> [WHAT YOU ARE ASKED TO DO] The reply is to be the lines from the one with "Serialize everything readable" through the last line of the records below, each retyped exactly, with pictures left out.

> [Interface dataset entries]
------------------------------------------------------------------------
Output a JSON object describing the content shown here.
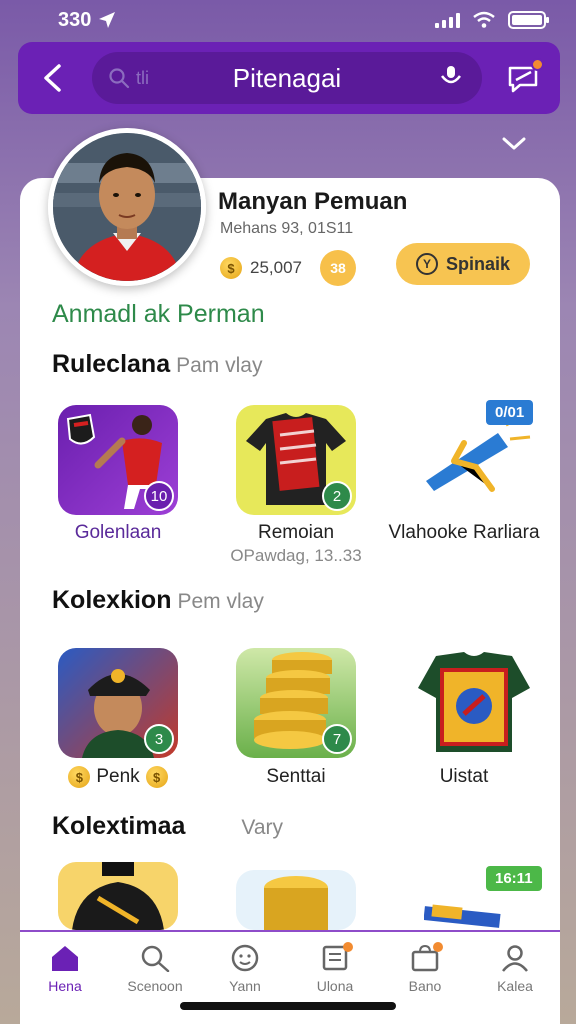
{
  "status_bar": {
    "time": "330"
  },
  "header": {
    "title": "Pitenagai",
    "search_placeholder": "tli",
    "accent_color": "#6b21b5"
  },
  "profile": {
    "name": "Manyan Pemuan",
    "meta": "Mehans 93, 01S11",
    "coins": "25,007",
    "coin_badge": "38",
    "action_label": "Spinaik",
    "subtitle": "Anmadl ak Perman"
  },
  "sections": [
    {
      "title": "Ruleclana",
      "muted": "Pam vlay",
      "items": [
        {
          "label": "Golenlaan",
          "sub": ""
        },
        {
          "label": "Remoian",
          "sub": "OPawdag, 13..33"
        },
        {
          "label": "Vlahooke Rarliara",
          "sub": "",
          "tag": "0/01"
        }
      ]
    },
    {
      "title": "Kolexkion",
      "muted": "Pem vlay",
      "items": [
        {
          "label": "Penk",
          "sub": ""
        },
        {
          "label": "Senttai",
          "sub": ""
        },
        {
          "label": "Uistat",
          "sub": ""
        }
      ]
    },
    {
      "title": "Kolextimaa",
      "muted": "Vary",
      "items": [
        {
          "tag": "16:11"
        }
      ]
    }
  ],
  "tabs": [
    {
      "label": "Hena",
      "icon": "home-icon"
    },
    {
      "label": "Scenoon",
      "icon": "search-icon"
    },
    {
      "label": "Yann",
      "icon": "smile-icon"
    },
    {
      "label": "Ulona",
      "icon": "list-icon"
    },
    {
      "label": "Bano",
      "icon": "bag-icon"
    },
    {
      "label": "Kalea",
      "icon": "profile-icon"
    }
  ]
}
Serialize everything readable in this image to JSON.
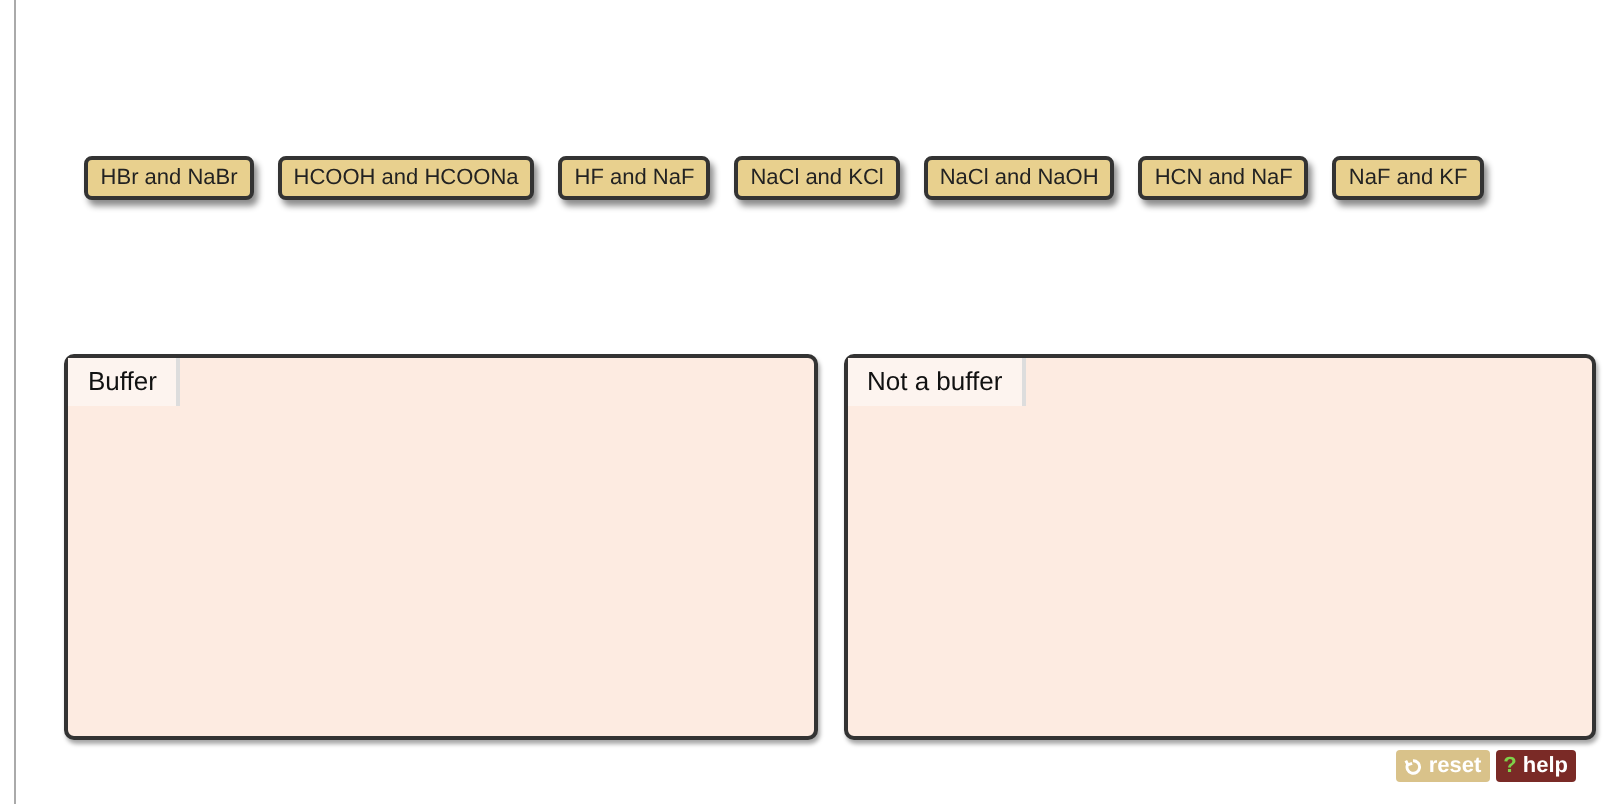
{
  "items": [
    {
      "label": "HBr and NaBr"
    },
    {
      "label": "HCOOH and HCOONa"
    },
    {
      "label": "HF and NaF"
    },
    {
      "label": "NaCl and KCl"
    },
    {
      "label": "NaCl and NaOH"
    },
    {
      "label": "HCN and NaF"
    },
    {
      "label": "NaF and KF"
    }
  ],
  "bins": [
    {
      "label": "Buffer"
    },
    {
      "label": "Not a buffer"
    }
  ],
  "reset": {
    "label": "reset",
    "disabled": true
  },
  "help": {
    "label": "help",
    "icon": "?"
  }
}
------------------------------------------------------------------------
> [RESULT FOR THIS TASK]
Serialize everything readable in this image to JSON.
{
  "items": [
    {
      "label": "HBr and NaBr"
    },
    {
      "label": "HCOOH and HCOONa"
    },
    {
      "label": "HF and NaF"
    },
    {
      "label": "NaCl and KCl"
    },
    {
      "label": "NaCl and NaOH"
    },
    {
      "label": "HCN and NaF"
    },
    {
      "label": "NaF and KF"
    }
  ],
  "bins": [
    {
      "label": "Buffer"
    },
    {
      "label": "Not a buffer"
    }
  ],
  "reset": {
    "label": "reset",
    "disabled": true
  },
  "help": {
    "label": "help",
    "icon": "?"
  }
}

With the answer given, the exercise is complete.